Description/subject: N.B. this article is from 2012....."...NOTES: [1] RULE OF LAW PRINCIPLES (twelve) 1. There must be laws prohibiting and protecting against private violence and coercion, general lawlessness and anarchy. 2. The government must be bound (as far as possible) by the same laws that bind individuals. 3. The law must possess characteristics of certainty, generality and equality. Certainty requires that the law be prospective, open, clear and relatively stable. Laws must be of general application to all subjects. The must apply equally to all. 4. The law must be and remain reasonably in accordance with informed public opinion and general social values and there must be some mechanism (formal and informal) for ensuring that. 5. There must be institutions and procedures that are capable of expeditiously enforcing the law. 6. There must be effective procedures and institutions to ensure that government action is also in accordance with the law. 7. There must be an independent judiciary, so that it may be relied upon to apply the law. 8. A system of legal representation is required, preferably by an organized and independent legal profession. 9. The principles of “natural justice” (or procedural fairness) must be observed in all hearings. 10. The courts must be accessible, without long delays and high costs 11. Enforcement of the law must be impartial and honest. 12. There must be an enlightened public opinion— a public spirit or attitude favoring the application of these propositions. (This proposition has echoes of point number four in it. In addition, it is a requirement that the community be kept informed of the state of the law, social changes and trends requiring amendments to the law (or to the way in which it is enforced), and the need to proceed in a principled way at all times in the general public interest. The media inevitably play a large part in the fulfillment of this requirement – so freedom of the press, of information and of communications is vital.) [See the Southern Law Review Special Issue Restoring the Rule of Law in Volume 4 December 2000 Lismore NSW]..."

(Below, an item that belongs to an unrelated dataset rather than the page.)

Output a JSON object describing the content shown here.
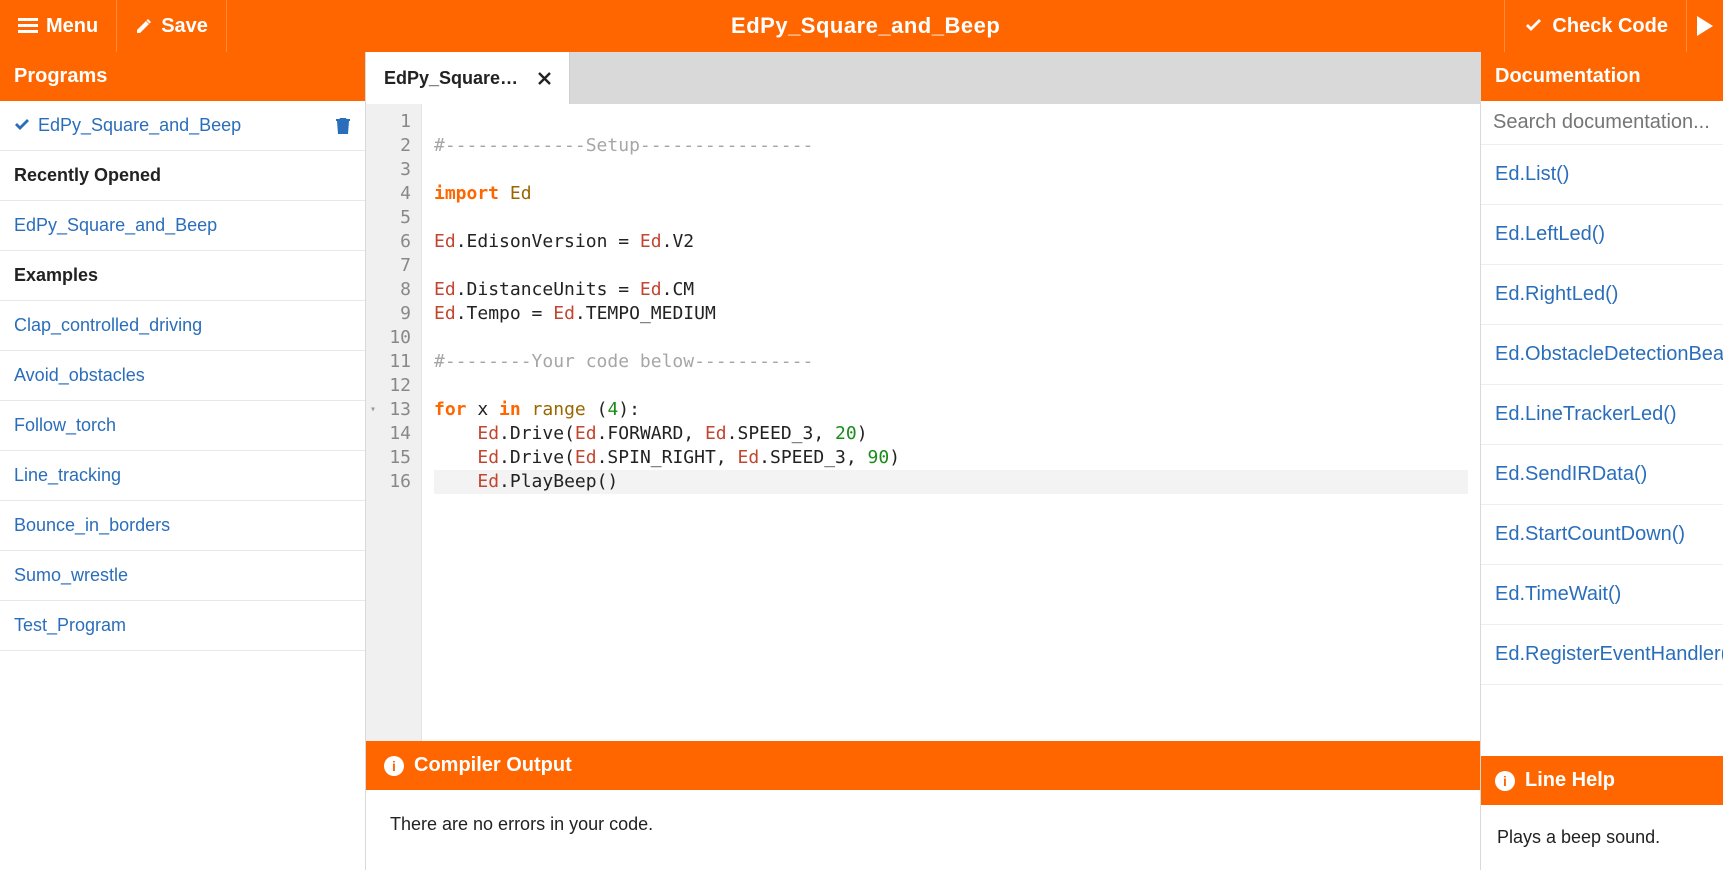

Author/creator: Janelle Saffin
Language: English
Source/publisher: "New Mandala"
Format/size: html
Date of entry/update: 16 April 2016